Although Nick’s obsession is the central issue, Phillips never allows Snakebite Sonnet to fall into the monotone that obsession so easily brings. The novel is intense but also subtle, building and layering to create a vision of human weakness that transcends Nick’s single narrative voice. Phillips employs innumerable visual and tactile cues—snakes, sisters, and lots of sex—sending the reader deeper and deeper into novel: farther, in fact, than Nick’s own understanding of the story.

Perhaps Phillips’ most interesting accomplishment is the novel’s intricate construction. Arranged into fourteen chapters, Snakebite Sonnet is both a poem and a novel. A line from Julia’s “Snakebite” sonnet heads each chapter, and it’s difficult to separate cause and effect: Because Julia gives Nick her sonnet, does the sonnet dictate the novel’s structure, or vice versa. Like Italo Calvino’s If on a winter’s night a traveler, which uses a similar device, Snakebite Sonnet is an intricate game with endlessly circling signifiers. But the game’s power is never overshadowed by technical cleverness.

Although this novel’s overt narrative deals exclusively with memory, it’s ultimately about redemption; it’s about the future and how to move into it. But it’s not an easy redemption, nor an ideal one. Nick knows he’ll never fully recover from Julia, and like a heroin addict, he “chooses life” at the cost of a great compromise.

With its 300 pages of anguish and frustration, this novel’s overall effect is draining. It leaves a void in the reader’s mind and heart, but this void—like the dull ache of loss—is more welcome than any answer that the novel could possibly give.

Like his character Julia, Phillips amazes with his luxury and extravagance. His narrative resources and poetic gifts are already fully formed, making Snakebite Sonnet one of the finest and most heartbreaking debuts in recent memory.
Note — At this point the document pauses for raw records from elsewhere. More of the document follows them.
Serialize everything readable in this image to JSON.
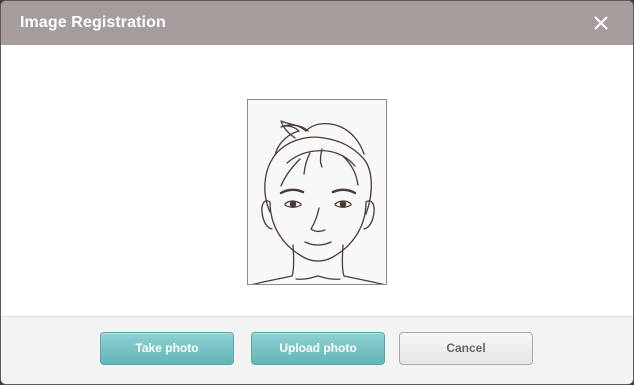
{
  "dialog": {
    "title": "Image Registration",
    "close_icon": "close-icon"
  },
  "photo": {
    "placeholder_icon": "face-portrait-placeholder"
  },
  "footer": {
    "take_photo_label": "Take photo",
    "upload_photo_label": "Upload photo",
    "cancel_label": "Cancel"
  },
  "colors": {
    "titlebar": "#a69c9c",
    "primary_button": "#76c3c4",
    "secondary_button": "#eeeeee"
  }
}
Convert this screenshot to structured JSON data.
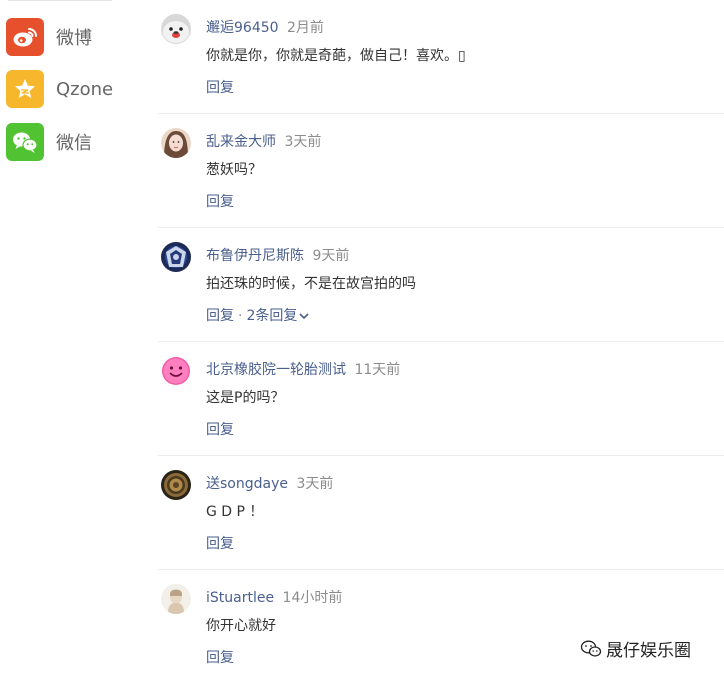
{
  "share": {
    "items": [
      {
        "label": "微博",
        "icon": "weibo-icon",
        "color": "#e6502c"
      },
      {
        "label": "Qzone",
        "icon": "qzone-star-icon",
        "color": "#f6b72c"
      },
      {
        "label": "微信",
        "icon": "wechat-icon",
        "color": "#51c332"
      }
    ]
  },
  "comments": [
    {
      "name": "邂逅96450",
      "time": "2月前",
      "text": "你就是你，你就是奇葩，做自己！喜欢。▯",
      "reply": "回复"
    },
    {
      "name": "乱来金大师",
      "time": "3天前",
      "text": "葱妖吗？",
      "reply": "回复"
    },
    {
      "name": "布鲁伊丹尼斯陈",
      "time": "9天前",
      "text": "拍还珠的时候，不是在故宫拍的吗",
      "reply": "回复",
      "replies": "2条回复"
    },
    {
      "name": "北京橡胶院一轮胎测试",
      "time": "11天前",
      "text": "这是P的吗？",
      "reply": "回复"
    },
    {
      "name": "送songdaye",
      "time": "3天前",
      "text": "G D P ！",
      "reply": "回复"
    },
    {
      "name": "iStuartlee",
      "time": "14小时前",
      "text": "你开心就好",
      "reply": "回复"
    }
  ],
  "watermark": {
    "text": "晟仔娱乐圈"
  }
}
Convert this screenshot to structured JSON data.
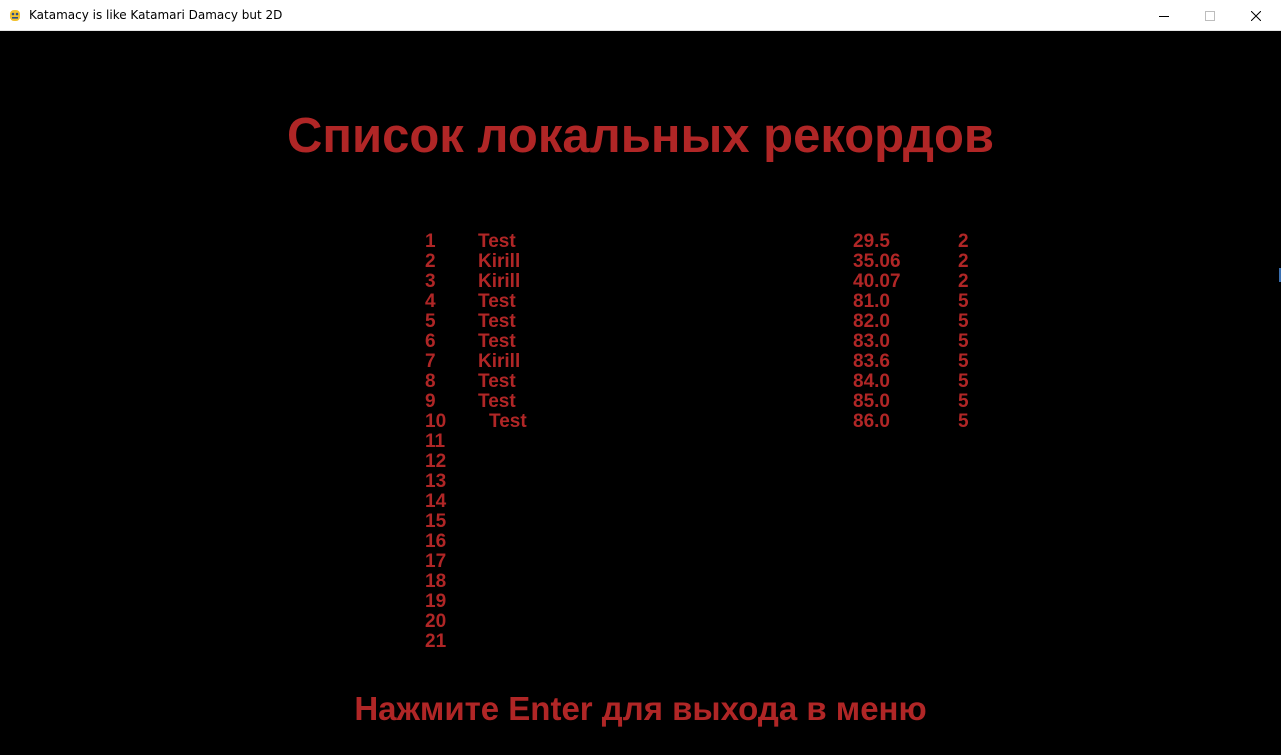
{
  "window": {
    "title": "Katamacy is like Katamari Damacy but 2D",
    "icon": "pygame-snake-icon",
    "minimize_icon": "minimize-icon",
    "maximize_icon": "maximize-icon",
    "close_icon": "close-icon"
  },
  "colors": {
    "text": "#b02626",
    "background": "#000000"
  },
  "screen": {
    "heading": "Список локальных рекордов",
    "footer": "Нажмите Enter для выхода в меню"
  },
  "records": [
    {
      "rank": "1",
      "name": "Test",
      "time": "29.5",
      "level": "2"
    },
    {
      "rank": "2",
      "name": "Kirill",
      "time": "35.06",
      "level": "2"
    },
    {
      "rank": "3",
      "name": "Kirill",
      "time": "40.07",
      "level": "2"
    },
    {
      "rank": "4",
      "name": "Test",
      "time": "81.0",
      "level": "5"
    },
    {
      "rank": "5",
      "name": "Test",
      "time": "82.0",
      "level": "5"
    },
    {
      "rank": "6",
      "name": "Test",
      "time": "83.0",
      "level": "5"
    },
    {
      "rank": "7",
      "name": "Kirill",
      "time": "83.6",
      "level": "5"
    },
    {
      "rank": "8",
      "name": "Test",
      "time": "84.0",
      "level": "5"
    },
    {
      "rank": "9",
      "name": "Test",
      "time": "85.0",
      "level": "5"
    },
    {
      "rank": "10",
      "name": "Test",
      "time": "86.0",
      "level": "5"
    },
    {
      "rank": "11"
    },
    {
      "rank": "12"
    },
    {
      "rank": "13"
    },
    {
      "rank": "14"
    },
    {
      "rank": "15"
    },
    {
      "rank": "16"
    },
    {
      "rank": "17"
    },
    {
      "rank": "18"
    },
    {
      "rank": "19"
    },
    {
      "rank": "20"
    },
    {
      "rank": "21"
    }
  ]
}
The only problem is that this novel is so good, so exhausting, and so all-encompassing that it’s hard to imagine anything beyond it.

—David Wiley